Page and application data records:
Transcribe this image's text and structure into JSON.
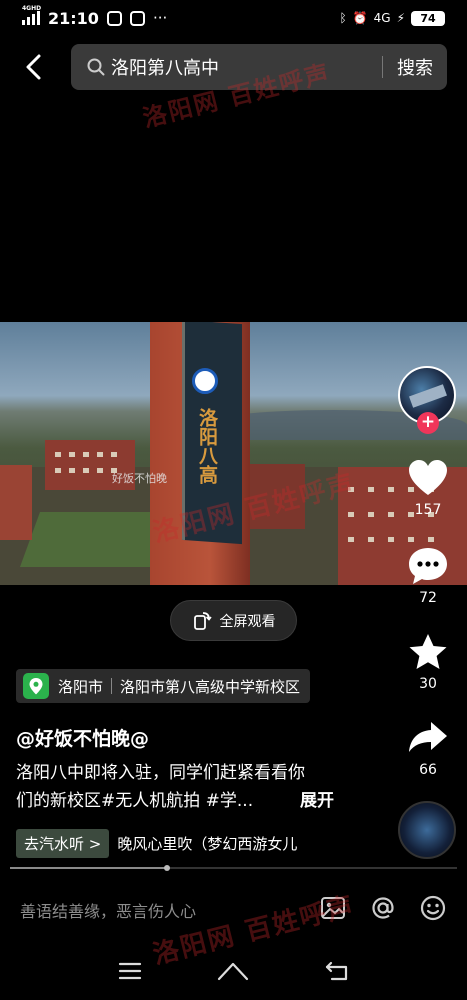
{
  "status_bar": {
    "network": "4GHD",
    "time": "21:10",
    "more": "···",
    "right_network": "4G",
    "battery": "74"
  },
  "search": {
    "query": "洛阳第八高中",
    "button": "搜索"
  },
  "video": {
    "tower_text": "洛阳八高",
    "overlay_caption": "好饭不怕晚"
  },
  "fullscreen": {
    "label": "全屏观看"
  },
  "rail": {
    "likes": "157",
    "comments": "72",
    "favorites": "30",
    "shares": "66",
    "follow_plus": "+"
  },
  "location": {
    "city": "洛阳市",
    "place": "洛阳市第八高级中学新校区"
  },
  "post": {
    "author": "@好饭不怕晚@",
    "description_line1": "洛阳八中即将入驻，同学们赶紧看看你",
    "description_line2": "们的新校区#无人机航拍 #学...",
    "expand": "展开"
  },
  "music": {
    "tag": "去汽水听 >",
    "song": "晚风心里吹（梦幻西游女儿"
  },
  "playback": {
    "progress": 0.35
  },
  "comment_bar": {
    "placeholder": "善语结善缘，恶言伤人心"
  },
  "watermark": {
    "text1": "洛阳网 百姓呼声",
    "text2": "洛阳网 百姓呼声",
    "text3": "洛阳网 百姓呼声"
  },
  "colors": {
    "like": "#ffffff",
    "follow": "#f0365a",
    "location_pin": "#2bb24c"
  }
}
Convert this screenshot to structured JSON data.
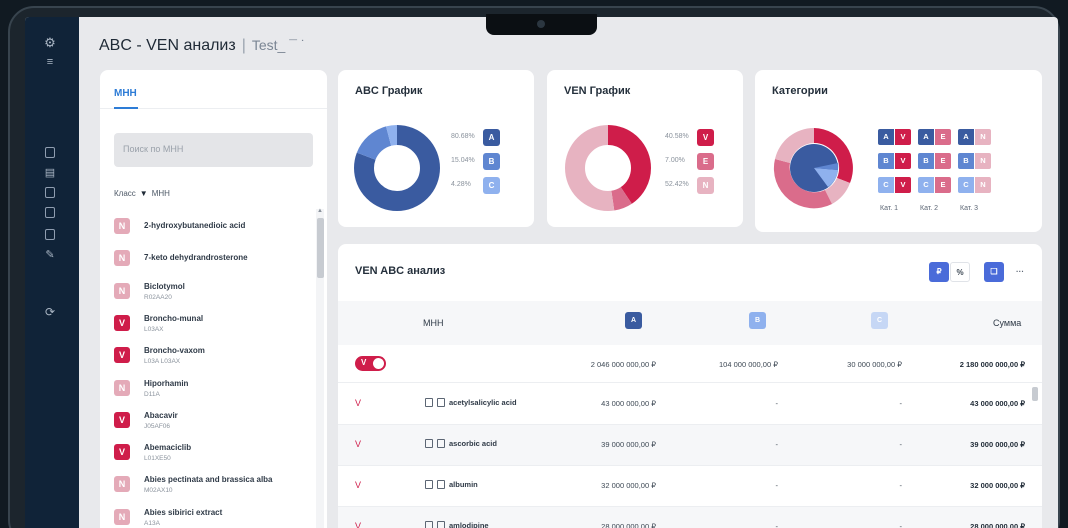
{
  "page": {
    "title": "ABC - VEN анализ",
    "separator": "|",
    "project": "Test_ ¯ ˙"
  },
  "left_panel": {
    "tab": "МНН",
    "search_placeholder": "Поиск по МНН",
    "filter_class": "Класс",
    "filter_mnn": "МНН",
    "items": [
      {
        "badge": "N",
        "name": "2-hydroxybutanedioic acid",
        "code": ""
      },
      {
        "badge": "N",
        "name": "7-keto dehydrandrosterone",
        "code": ""
      },
      {
        "badge": "N",
        "name": "Biclotymol",
        "code": "R02AA20"
      },
      {
        "badge": "V",
        "name": "Broncho-munal",
        "code": "L03AX"
      },
      {
        "badge": "V",
        "name": "Broncho-vaxom",
        "code": "L03A L03AX"
      },
      {
        "badge": "N",
        "name": "Hiporhamin",
        "code": "D11A"
      },
      {
        "badge": "V",
        "name": "Abacavir",
        "code": "J05AF06"
      },
      {
        "badge": "V",
        "name": "Abemaciclib",
        "code": "L01XE50"
      },
      {
        "badge": "N",
        "name": "Abies pectinata and brassica alba",
        "code": "M02AX10"
      },
      {
        "badge": "N",
        "name": "Abies sibirici extract",
        "code": "A13A"
      }
    ]
  },
  "abc_chart": {
    "title": "ABC График",
    "legend": [
      {
        "pct": "80.68%",
        "label": "A",
        "color": "#3a5ba0"
      },
      {
        "pct": "15.04%",
        "label": "B",
        "color": "#5f86d1"
      },
      {
        "pct": "4.28%",
        "label": "C",
        "color": "#8fb1ee"
      }
    ]
  },
  "ven_chart": {
    "title": "VEN График",
    "legend": [
      {
        "pct": "40.58%",
        "label": "V",
        "color": "#cf1d4a"
      },
      {
        "pct": "7.00%",
        "label": "E",
        "color": "#da6c8b"
      },
      {
        "pct": "52.42%",
        "label": "N",
        "color": "#e7b3c1"
      }
    ]
  },
  "categories": {
    "title": "Категории",
    "kat_labels": [
      "Кат. 1",
      "Кат. 2",
      "Кат. 3"
    ],
    "grid": [
      [
        {
          "a": "A",
          "b": "V"
        },
        {
          "a": "A",
          "b": "E"
        },
        {
          "a": "A",
          "b": "N"
        }
      ],
      [
        {
          "a": "B",
          "b": "V"
        },
        {
          "a": "B",
          "b": "E"
        },
        {
          "a": "B",
          "b": "N"
        }
      ],
      [
        {
          "a": "C",
          "b": "V"
        },
        {
          "a": "C",
          "b": "E"
        },
        {
          "a": "C",
          "b": "N"
        }
      ]
    ]
  },
  "table": {
    "title": "VEN ABC анализ",
    "btn_rub": "₽",
    "btn_pct": "%",
    "btn_more": "···",
    "col_mnn": "МНН",
    "col_a": "A",
    "col_b": "B",
    "col_c": "C",
    "col_sum": "Сумма",
    "toggle_label": "V",
    "totals": {
      "a": "2 046 000 000,00 ₽",
      "b": "104 000 000,00 ₽",
      "c": "30 000 000,00 ₽",
      "sum": "2 180 000 000,00 ₽"
    },
    "rows": [
      {
        "cls": "V",
        "name": "acetylsalicylic acid",
        "a": "43 000 000,00 ₽",
        "b": "-",
        "c": "-",
        "sum": "43 000 000,00 ₽"
      },
      {
        "cls": "V",
        "name": "ascorbic acid",
        "a": "39 000 000,00 ₽",
        "b": "-",
        "c": "-",
        "sum": "39 000 000,00 ₽"
      },
      {
        "cls": "V",
        "name": "albumin",
        "a": "32 000 000,00 ₽",
        "b": "-",
        "c": "-",
        "sum": "32 000 000,00 ₽"
      },
      {
        "cls": "V",
        "name": "amlodipine",
        "a": "28 000 000,00 ₽",
        "b": "-",
        "c": "-",
        "sum": "28 000 000,00 ₽"
      }
    ]
  },
  "colors": {
    "A": "#3a5ba0",
    "B": "#5f86d1",
    "C": "#8fb1ee",
    "V": "#cf1d4a",
    "E": "#da6c8b",
    "N": "#e7b3c1"
  }
}
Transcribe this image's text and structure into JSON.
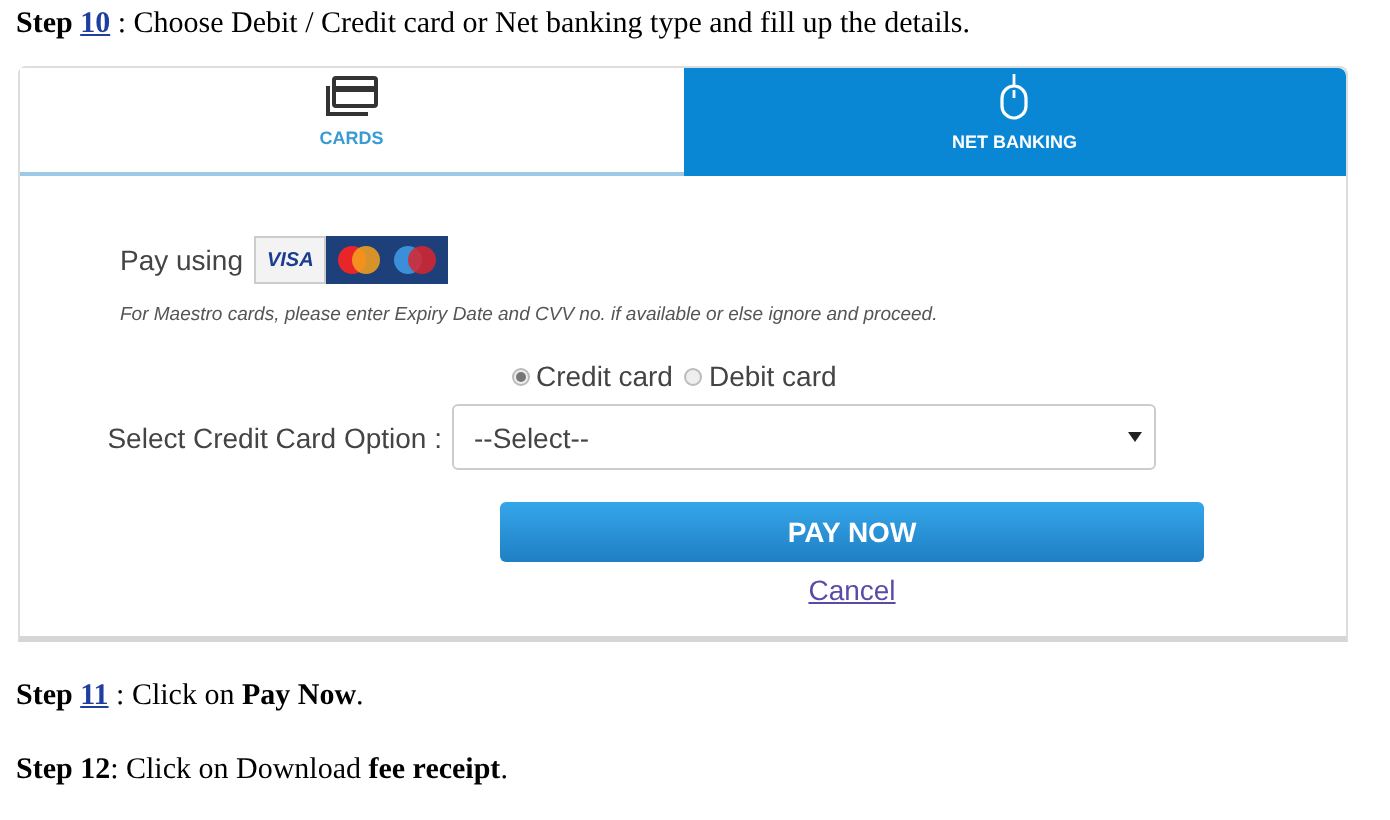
{
  "steps": [
    {
      "lead": "Step",
      "number": "10",
      "underlined": true,
      "text": " : Choose Debit / Credit card or Net banking type and fill up the details."
    }
  ],
  "payment_panel": {
    "tabs": [
      {
        "label": "CARDS",
        "kind": "card",
        "selected": true
      },
      {
        "label": "NET BANKING",
        "kind": "mouse",
        "selected": false
      }
    ],
    "pay_using": {
      "label": "Pay using",
      "brands": [
        {
          "kind": "visa",
          "text": "VISA"
        },
        {
          "kind": "mastercard"
        },
        {
          "kind": "maestro"
        }
      ]
    },
    "note": "For Maestro cards, please enter Expiry Date and CVV no. if available or else ignore and proceed.",
    "card_types": [
      {
        "label": "Credit card",
        "selected": true
      },
      {
        "label": "Debit card",
        "selected": false
      }
    ],
    "select": {
      "label": "Select Credit Card Option :",
      "value": "--Select--"
    },
    "pay_button": "PAY NOW",
    "cancel_link": "Cancel"
  },
  "steps_after": [
    {
      "lead": "Step",
      "number": "11",
      "underlined": true,
      "text": " : Click on **Pay Now**."
    },
    {
      "lead": "Step",
      "number": "12",
      "underlined": false,
      "text": ": Click on Download **fee receipt**."
    }
  ]
}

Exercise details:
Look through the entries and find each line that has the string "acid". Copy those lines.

Output for this exercise:
        "name": "2-hydroxybutanedioic acid",
        "name": "acetylsalicylic acid",
        "name": "ascorbic acid",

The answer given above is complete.